This new partner has no right to express the opinion that Harry should go to "a parent" - I can understand that he might wish to have him within his own new family unit (well I think I can understand - does he have any idea what an uprooted teenage boy might be like to live with!?) but his expression of a general opinion in this way is one to be ignored I would think.

rosesarered Mon 30-Jun-14 18:05:47

Agree with all others. If you are happy for Harry to continue to live with you, and Harry wants to stay with you, there is no problem. Incidentally, I think it is marvellous of you to have given all 3 grandchildren a home with you, well done. smile

Iam64 Mon 30-Jun-14 18:49:08

Yes, what's the agenda of the man who is suggesting life changes for a boy he hardly knows.
Harry's wishes and feelings must be taken into account by everyone. The difficulty is establishing what they are, and how much weight should be given to them. I'm not suggesting insisting he remains with his grandparents if that is not what he wants, but it's important he isn't unduly influenced. Sending best wishes to you, what a turmoil you must be feeling flowers

JessM Mon 30-Jun-14 19:07:27

I agree. Harry has chosen his GCSE options and is half way through the course. He is very unlikely to be able to do the exact same options in another school.
Even if he could, they may be doing a different exam syllabus (e.g. different books in English or different periods of History)
There could not be a more terrible time to move schools.
I think you should point this out to everyone concerned and if Harry wants to get to know his new step father over the next year he can decide then what to do as he will be 16.
Make an appointment to speak to his head of year in school and they will explain the issues in more detail.

Penstemmon Mon 30-Jun-14 19:10:14

It seems an odd pronouncement. I wonder what the thinking is behind it?

I would certainly have a free consultation with a solicitor ( you often get a half hour slot) who supports the family mediation scheme or CAB to check what the legal position is.

Ultimately the choice needs to be Harry's.

rosequartz Mon 30-Jun-14 19:40:02

As elegran pointed out, I would be very wary indeed in case he has another agenda.

Of course, he could have teenage children himself and would like them to be all one big happy family, but I doubt that it would end up like The Waltons.

Harry is old enough to know his own mind.

sparkygran Mon 30-Jun-14 20:00:50

Harry must make his own decision and what does DD think about all this interference from soon to be husband. Seemingly she had been happy for her 3 children to be brought up by her parents

grannyactivist Mon 30-Jun-14 20:15:32

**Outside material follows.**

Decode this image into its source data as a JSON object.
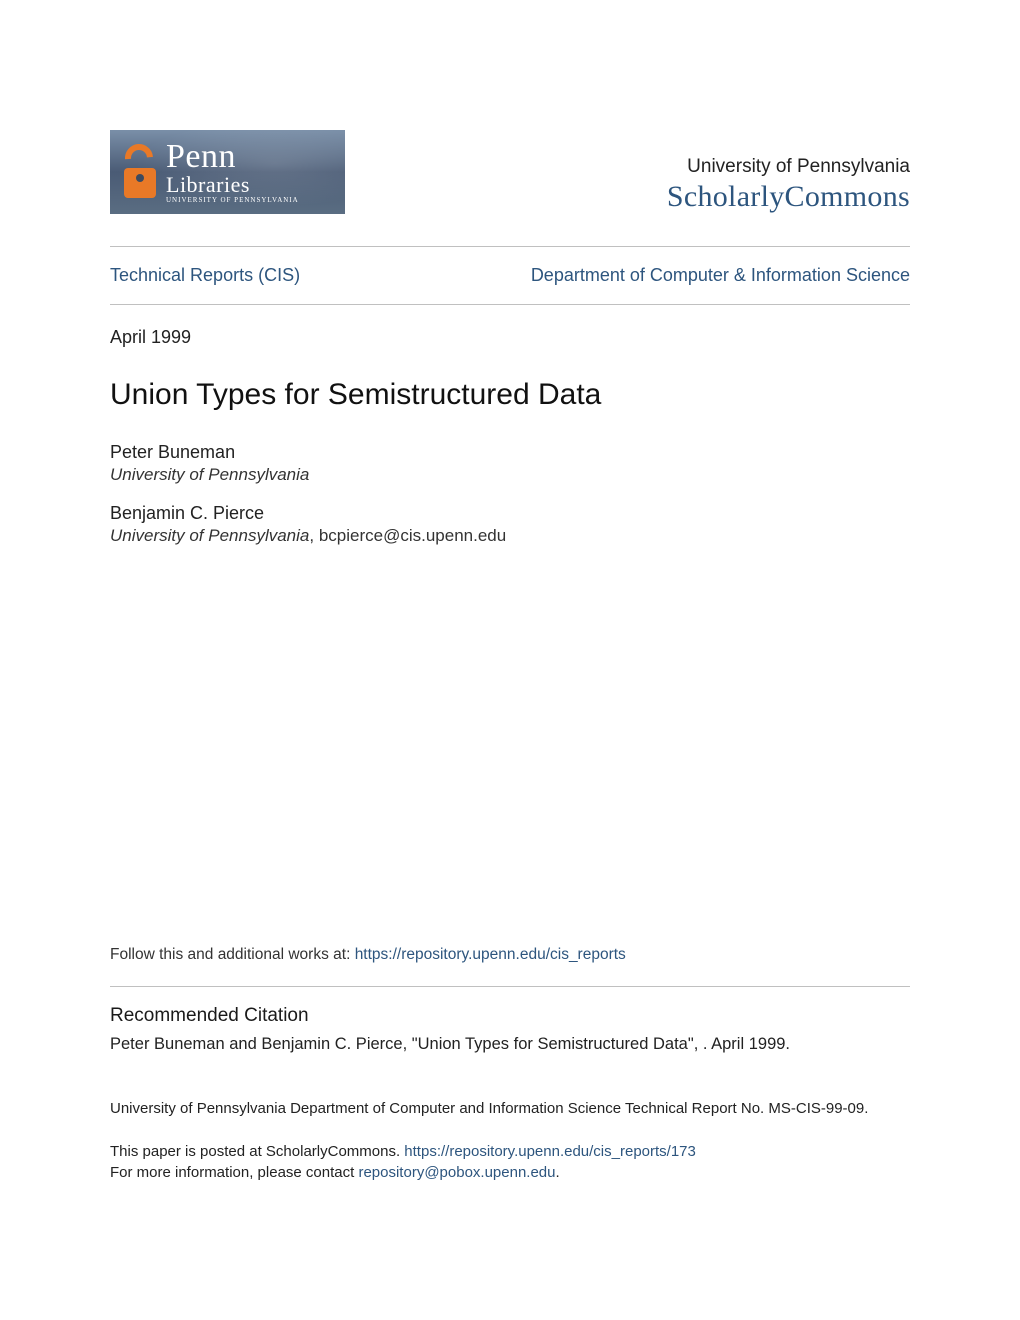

Odd, controlling behaviour from the new man. In your shoes I'd ask your grandson what he wants and then move heaven and earth to make it happen. If grandson says he wants to live with dad, but dad says no - what will new man do then? If grandson says he wants to stay with you he cannot be forced to leave, so what will new man do then? These are situations that, rightly, should be out of new man's control.

rosequartz Mon 30-Jun-14 20:20:42

Of course, teenagers can be contrary, so he could just think it is a good idea to live with mum and new man. In that case you would have to make,sure he knows your door is always open for him, his room is still there and keep the lines of communication open.

Deedaa Mon 30-Jun-14 23:21:12

I agree with every one here! Another angle is that if your daughter is settling into a new marriage the last thing she needs is a stroppy teenager. There are enough problems to sort out in the early days without adding extra stress. It's a bad idea however you look at it.

glammanana Mon 30-Jun-14 23:44:54

This new man sounds far too controlling after what seems like a short relationship,the time is so wrong for Harry to be moving schools and his friends so hopefully he will have the strength to speak up for himself and let his true feeling be known if he wants to stay where he is. This man sounds as though he could possibly become a problem in the future I hope not for you DDs sake but having been through a divorce with my DD whose XH was a controlling stepfather I would be warey.